▸ **Exercise goal**
Copy out the records that appear below, exactly as each one reads.

▸ **Supplied records**
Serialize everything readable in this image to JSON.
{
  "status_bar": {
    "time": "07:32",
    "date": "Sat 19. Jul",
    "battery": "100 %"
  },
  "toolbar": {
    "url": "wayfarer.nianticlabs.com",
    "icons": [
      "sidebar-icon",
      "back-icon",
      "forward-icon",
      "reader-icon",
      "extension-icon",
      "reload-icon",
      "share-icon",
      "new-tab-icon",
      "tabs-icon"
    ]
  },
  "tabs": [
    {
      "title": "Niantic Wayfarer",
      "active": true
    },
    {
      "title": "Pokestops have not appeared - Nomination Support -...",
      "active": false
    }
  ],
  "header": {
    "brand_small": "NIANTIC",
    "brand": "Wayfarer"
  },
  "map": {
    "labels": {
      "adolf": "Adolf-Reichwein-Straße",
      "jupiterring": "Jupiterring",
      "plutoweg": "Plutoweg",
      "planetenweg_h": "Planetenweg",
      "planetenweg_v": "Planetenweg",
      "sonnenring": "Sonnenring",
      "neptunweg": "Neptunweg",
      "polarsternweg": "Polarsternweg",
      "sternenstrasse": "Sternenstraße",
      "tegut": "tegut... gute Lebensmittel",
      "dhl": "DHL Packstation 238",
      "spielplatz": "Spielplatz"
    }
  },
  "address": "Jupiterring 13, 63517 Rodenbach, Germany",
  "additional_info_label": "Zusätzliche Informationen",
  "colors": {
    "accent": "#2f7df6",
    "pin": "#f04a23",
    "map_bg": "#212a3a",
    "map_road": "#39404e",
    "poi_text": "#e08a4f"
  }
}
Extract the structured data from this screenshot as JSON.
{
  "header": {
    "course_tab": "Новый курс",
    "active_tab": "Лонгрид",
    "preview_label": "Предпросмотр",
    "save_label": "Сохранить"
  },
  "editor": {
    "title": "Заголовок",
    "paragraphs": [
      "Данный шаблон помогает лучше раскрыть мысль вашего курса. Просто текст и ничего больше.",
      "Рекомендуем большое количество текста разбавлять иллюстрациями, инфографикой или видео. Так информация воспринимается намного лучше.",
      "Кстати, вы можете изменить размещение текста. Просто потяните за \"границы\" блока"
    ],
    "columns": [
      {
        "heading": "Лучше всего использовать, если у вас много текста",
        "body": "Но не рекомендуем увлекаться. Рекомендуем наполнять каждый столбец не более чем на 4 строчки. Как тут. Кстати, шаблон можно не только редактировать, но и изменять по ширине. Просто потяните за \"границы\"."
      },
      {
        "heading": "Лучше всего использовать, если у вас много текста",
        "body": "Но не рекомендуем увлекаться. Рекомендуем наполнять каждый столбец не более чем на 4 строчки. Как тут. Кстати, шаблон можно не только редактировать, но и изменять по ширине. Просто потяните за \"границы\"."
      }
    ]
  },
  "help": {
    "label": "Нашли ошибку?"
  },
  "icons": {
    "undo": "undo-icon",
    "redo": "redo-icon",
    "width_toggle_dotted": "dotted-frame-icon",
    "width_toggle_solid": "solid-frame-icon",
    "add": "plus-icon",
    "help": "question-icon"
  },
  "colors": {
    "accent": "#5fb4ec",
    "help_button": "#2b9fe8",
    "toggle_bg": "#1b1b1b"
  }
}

▸ **Exercise output**
Serialize everything readable in this image to JSON.
{
  "status_bar": {
    "time": "07:32",
    "date": "Sat 19. Jul",
    "battery": "100 %"
  },
  "toolbar": {
    "url": "wayfarer.nianticlabs.com",
    "icons": [
      "sidebar-icon",
      "back-icon",
      "forward-icon",
      "reader-icon",
      "extension-icon",
      "reload-icon",
      "share-icon",
      "new-tab-icon",
      "tabs-icon"
    ]
  },
  "tabs": [
    {
      "title": "Niantic Wayfarer",
      "active": true
    },
    {
      "title": "Pokestops have not appeared - Nomination Support -...",
      "active": false
    }
  ],
  "header": {
    "brand_small": "NIANTIC",
    "brand": "Wayfarer"
  },
  "map": {
    "labels": {
      "adolf": "Adolf-Reichwein-Straße",
      "jupiterring": "Jupiterring",
      "plutoweg": "Plutoweg",
      "planetenweg_h": "Planetenweg",
      "planetenweg_v": "Planetenweg",
      "sonnenring": "Sonnenring",
      "neptunweg": "Neptunweg",
      "polarsternweg": "Polarsternweg",
      "sternenstrasse": "Sternenstraße",
      "tegut": "tegut... gute Lebensmittel",
      "dhl": "DHL Packstation 238",
      "spielplatz": "Spielplatz"
    }
  },
  "address": "Jupiterring 13, 63517 Rodenbach, Germany",
  "additional_info_label": "Zusätzliche Informationen",
  "colors": {
    "accent": "#2f7df6",
    "pin": "#f04a23",
    "map_bg": "#212a3a",
    "map_road": "#39404e",
    "poi_text": "#e08a4f"
  }
}
Extract the structured data from this screenshot as JSON.
{
  "header": {
    "course_tab": "Новый курс",
    "active_tab": "Лонгрид",
    "preview_label": "Предпросмотр",
    "save_label": "Сохранить"
  },
  "editor": {
    "title": "Заголовок",
    "paragraphs": [
      "Данный шаблон помогает лучше раскрыть мысль вашего курса. Просто текст и ничего больше.",
      "Рекомендуем большое количество текста разбавлять иллюстрациями, инфографикой или видео. Так информация воспринимается намного лучше.",
      "Кстати, вы можете изменить размещение текста. Просто потяните за \"границы\" блока"
    ],
    "columns": [
      {
        "heading": "Лучше всего использовать, если у вас много текста",
        "body": "Но не рекомендуем увлекаться. Рекомендуем наполнять каждый столбец не более чем на 4 строчки. Как тут. Кстати, шаблон можно не только редактировать, но и изменять по ширине. Просто потяните за \"границы\"."
      },
      {
        "heading": "Лучше всего использовать, если у вас много текста",
        "body": "Но не рекомендуем увлекаться. Рекомендуем наполнять каждый столбец не более чем на 4 строчки. Как тут. Кстати, шаблон можно не только редактировать, но и изменять по ширине. Просто потяните за \"границы\"."
      }
    ]
  },
  "help": {
    "label": "Нашли ошибку?"
  },
  "icons": {
    "undo": "undo-icon",
    "redo": "redo-icon",
    "width_toggle_dotted": "dotted-frame-icon",
    "width_toggle_solid": "solid-frame-icon",
    "add": "plus-icon",
    "help": "question-icon"
  },
  "colors": {
    "accent": "#5fb4ec",
    "help_button": "#2b9fe8",
    "toggle_bg": "#1b1b1b"
  }
}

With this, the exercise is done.